[[ INPUT RECORDS, beginning ]]

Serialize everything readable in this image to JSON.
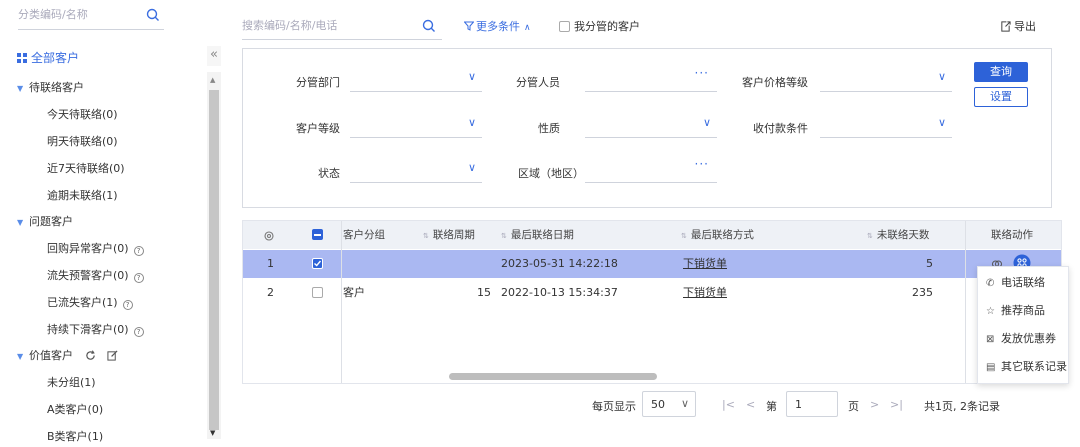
{
  "sidebar": {
    "search_placeholder": "分类编码/名称",
    "root": "全部客户",
    "groups": [
      {
        "label": "待联络客户",
        "items": [
          "今天待联络(0)",
          "明天待联络(0)",
          "近7天待联络(0)",
          "逾期未联络(1)"
        ]
      },
      {
        "label": "问题客户",
        "items": [
          "回购异常客户(0)",
          "流失预警客户(0)",
          "已流失客户(1)",
          "持续下滑客户(0)"
        ]
      },
      {
        "label": "价值客户",
        "items": [
          "未分组(1)",
          "A类客户(0)",
          "B类客户(1)"
        ]
      }
    ]
  },
  "toolbar": {
    "search_placeholder": "搜索编码/名称/电话",
    "more": "更多条件",
    "mine": "我分管的客户",
    "export": "导出"
  },
  "filters": {
    "dept": "分管部门",
    "person": "分管人员",
    "price_level": "客户价格等级",
    "level": "客户等级",
    "nature": "性质",
    "payment": "收付款条件",
    "status": "状态",
    "region": "区域（地区）",
    "query_btn": "查询",
    "settings_btn": "设置"
  },
  "table": {
    "headers": {
      "group": "客户分组",
      "cycle": "联络周期",
      "last_date": "最后联络日期",
      "last_method": "最后联络方式",
      "days": "未联络天数",
      "action": "联络动作"
    },
    "rows": [
      {
        "index": "1",
        "group": "",
        "cycle": "",
        "last_date": "2023-05-31 14:22:18",
        "last_method": "下销货单",
        "days": "5",
        "checked": true
      },
      {
        "index": "2",
        "group": "客户",
        "cycle": "15",
        "last_date": "2022-10-13 15:34:37",
        "last_method": "下销货单",
        "days": "235",
        "checked": false
      }
    ]
  },
  "action_menu": {
    "items": [
      "电话联络",
      "推荐商品",
      "发放优惠券",
      "其它联系记录"
    ]
  },
  "pagination": {
    "per_page_label": "每页显示",
    "per_page": "50",
    "page_prefix": "第",
    "page": "1",
    "page_suffix": "页",
    "summary": "共1页, 2条记录"
  },
  "colors": {
    "accent": "#2d62d8",
    "selected_row": "#aab8f2",
    "header_bg": "#eef1f6"
  }
}
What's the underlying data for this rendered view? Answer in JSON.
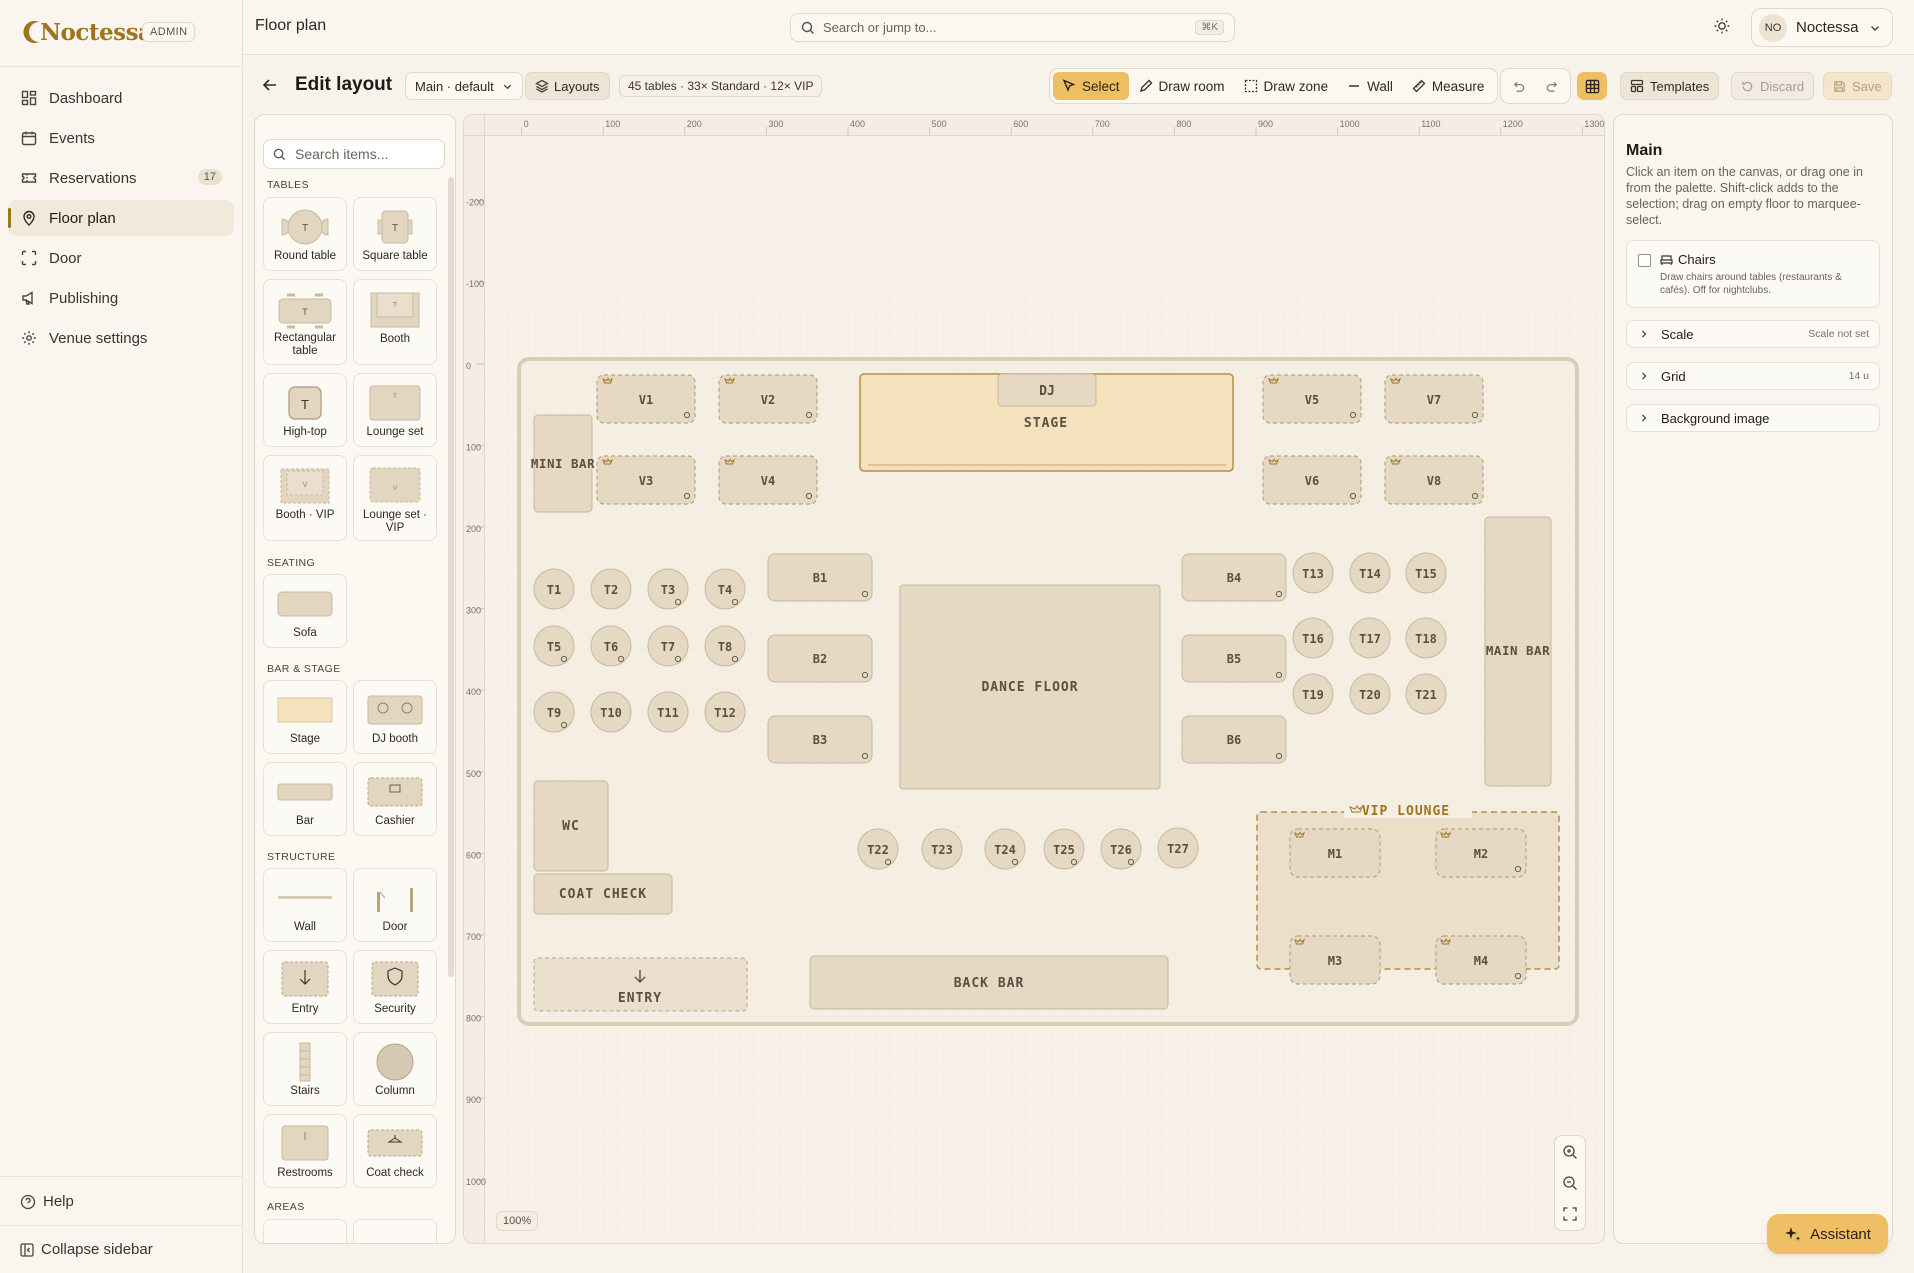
{
  "app": {
    "brand": "Noctessa",
    "badge": "ADMIN",
    "page_title": "Floor plan"
  },
  "nav": [
    {
      "label": "Dashboard",
      "icon": "dashboard-icon"
    },
    {
      "label": "Events",
      "icon": "calendar-icon"
    },
    {
      "label": "Reservations",
      "icon": "ticket-icon",
      "badge": "17"
    },
    {
      "label": "Floor plan",
      "icon": "map-pin-icon",
      "active": true
    },
    {
      "label": "Door",
      "icon": "scan-icon"
    },
    {
      "label": "Publishing",
      "icon": "megaphone-icon"
    },
    {
      "label": "Venue settings",
      "icon": "gear-icon"
    }
  ],
  "sidebar_footer": {
    "help": "Help",
    "collapse": "Collapse sidebar"
  },
  "search": {
    "placeholder": "Search or jump to...",
    "shortcut": "⌘K"
  },
  "user": {
    "initials": "NO",
    "name": "Noctessa"
  },
  "toolbar": {
    "title": "Edit layout",
    "layout_select": "Main · default",
    "layouts_label": "Layouts",
    "stats": "45 tables · 33× Standard · 12× VIP",
    "tools": [
      "Select",
      "Draw room",
      "Draw zone",
      "Wall",
      "Measure"
    ],
    "active_tool": "Select",
    "templates_label": "Templates",
    "discard_label": "Discard",
    "save_label": "Save"
  },
  "palette": {
    "search_placeholder": "Search items...",
    "sections": {
      "tables": "TABLES",
      "seating": "SEATING",
      "bar_stage": "BAR & STAGE",
      "structure": "STRUCTURE",
      "areas": "AREAS"
    },
    "tables": [
      "Round table",
      "Square table",
      "Rectangular table",
      "Booth",
      "High-top",
      "Lounge set",
      "Booth · VIP",
      "Lounge set · VIP"
    ],
    "seating": [
      "Sofa"
    ],
    "bar_stage": [
      "Stage",
      "DJ booth",
      "Bar",
      "Cashier"
    ],
    "structure": [
      "Wall",
      "Door",
      "Entry",
      "Security",
      "Stairs",
      "Column",
      "Restrooms",
      "Coat check"
    ]
  },
  "canvas": {
    "ruler_x": [
      "0",
      "100",
      "200",
      "300",
      "400",
      "500",
      "600",
      "700",
      "800",
      "900",
      "1000",
      "1100",
      "1200",
      "1300"
    ],
    "ruler_y": [
      "-200",
      "-100",
      "0",
      "100",
      "200",
      "300",
      "400",
      "500",
      "600",
      "700",
      "800",
      "900",
      "1000"
    ],
    "zoom": "100%",
    "labels": {
      "stage": "STAGE",
      "dj": "DJ",
      "mini_bar": "MINI BAR",
      "dance_floor": "DANCE FLOOR",
      "main_bar": "MAIN BAR",
      "wc": "WC",
      "coat_check": "COAT CHECK",
      "entry": "ENTRY",
      "back_bar": "BACK BAR",
      "vip_lounge": "VIP LOUNGE"
    },
    "vip_tables": [
      "V1",
      "V2",
      "V3",
      "V4",
      "V5",
      "V6",
      "V7",
      "V8"
    ],
    "booths": [
      "B1",
      "B2",
      "B3",
      "B4",
      "B5",
      "B6"
    ],
    "round_tables": [
      "T1",
      "T2",
      "T3",
      "T4",
      "T5",
      "T6",
      "T7",
      "T8",
      "T9",
      "T10",
      "T11",
      "T12",
      "T13",
      "T14",
      "T15",
      "T16",
      "T17",
      "T18",
      "T19",
      "T20",
      "T21",
      "T22",
      "T23",
      "T24",
      "T25",
      "T26",
      "T27"
    ],
    "lounge_tables": [
      "M1",
      "M2",
      "M3",
      "M4"
    ]
  },
  "inspector": {
    "title": "Main",
    "description": "Click an item on the canvas, or drag one in from the palette. Shift-click adds to the selection; drag on empty floor to marquee-select.",
    "chairs_title": "Chairs",
    "chairs_desc": "Draw chairs around tables (restaurants & cafés). Off for nightclubs.",
    "scale_label": "Scale",
    "scale_value": "Scale not set",
    "grid_label": "Grid",
    "grid_value": "14 u",
    "bg_label": "Background image"
  },
  "assistant_label": "Assistant",
  "colors": {
    "accent": "#eebf62",
    "brand": "#a0741f",
    "item_fill": "#e6d9c4",
    "item_stroke": "#c9b89c",
    "stage_fill": "#f3e2bb"
  }
}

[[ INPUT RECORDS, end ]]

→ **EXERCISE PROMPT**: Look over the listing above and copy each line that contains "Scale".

→ **RESPONSE BELOW**:
    "scale_label": "Scale",
    "scale_value": "Scale not set",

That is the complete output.